Last month I told how to give feedback. Perhaps a bigger concern of
leaders is how to solicit honest feedback. Subordinates are reluctant to
provide feedback to supervisors, especially if it involves bad news.
They fear that, much like ancient messengers delivering bad news, they
will be punished.
Nearly 200 years ago Hans Christian Anderson wrote a tale about two
weavers who promise an emperor a new suit of clothes that will be
invisible to stupid, incompetent, or unfit people. The emperor doesn’t
want to admit he can’t see the clothes, and neither do any of his
subjects. When the emperor parades naked in front of the people a child
cries out. “But he isn’t wearing anything at all.”
What can you do to help accurate feedback reach you?
Tell subordinates you want feedback.
Encourage them to give you both good and bad news. Welcome bad news or
disagreement on issues. Then make certain you positively reinforce
rather than “punish” them for such information. A simple email or a
“thank you” in person the next day lets them know you welcome feedback.
Identify areas for feedback. Don't encourage
indiscriminate feedback consisting of idle talk of personal gripes about
others in the organization. Communicate your desire for feedback on
issues and areas that can help you and the organization.
Watch for nonverbal cues.
Most persons do not control nonverbal responses as well as verbal ones.
The person who says, “I am so happy to meet you” as he draws away from

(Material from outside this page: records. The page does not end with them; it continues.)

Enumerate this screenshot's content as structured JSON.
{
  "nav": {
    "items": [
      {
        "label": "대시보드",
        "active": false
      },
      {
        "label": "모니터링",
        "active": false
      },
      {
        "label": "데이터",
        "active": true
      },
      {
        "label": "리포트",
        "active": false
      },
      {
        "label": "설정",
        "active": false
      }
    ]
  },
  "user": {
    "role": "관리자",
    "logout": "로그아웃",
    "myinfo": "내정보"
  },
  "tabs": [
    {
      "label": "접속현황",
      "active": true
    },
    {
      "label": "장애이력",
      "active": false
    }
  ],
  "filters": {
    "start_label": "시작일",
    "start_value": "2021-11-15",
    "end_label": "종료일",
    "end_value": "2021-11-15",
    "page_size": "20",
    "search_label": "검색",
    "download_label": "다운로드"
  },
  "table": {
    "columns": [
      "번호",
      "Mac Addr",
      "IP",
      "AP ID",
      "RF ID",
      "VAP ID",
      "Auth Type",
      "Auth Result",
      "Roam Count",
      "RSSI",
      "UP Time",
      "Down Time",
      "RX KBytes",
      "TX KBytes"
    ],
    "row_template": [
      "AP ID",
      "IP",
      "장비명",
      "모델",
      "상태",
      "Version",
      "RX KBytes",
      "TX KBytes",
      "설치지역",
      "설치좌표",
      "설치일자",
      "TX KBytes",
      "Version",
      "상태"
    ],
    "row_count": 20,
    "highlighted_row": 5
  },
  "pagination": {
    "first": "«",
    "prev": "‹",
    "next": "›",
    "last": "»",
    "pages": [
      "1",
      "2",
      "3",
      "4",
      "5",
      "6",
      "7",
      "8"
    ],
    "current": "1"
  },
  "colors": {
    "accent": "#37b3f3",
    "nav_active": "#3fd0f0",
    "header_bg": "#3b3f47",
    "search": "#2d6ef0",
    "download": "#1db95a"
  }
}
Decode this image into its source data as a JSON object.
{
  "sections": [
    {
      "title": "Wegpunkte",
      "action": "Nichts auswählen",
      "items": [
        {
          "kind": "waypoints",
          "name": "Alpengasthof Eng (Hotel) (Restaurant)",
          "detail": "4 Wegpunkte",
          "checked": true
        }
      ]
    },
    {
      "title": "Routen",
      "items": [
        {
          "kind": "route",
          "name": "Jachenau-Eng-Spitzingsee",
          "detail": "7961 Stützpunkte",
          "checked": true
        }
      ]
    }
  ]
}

the other person communicates more by actions than by words.
Feedback accurately delivered and accurately interpreted is an important
tool for leaders.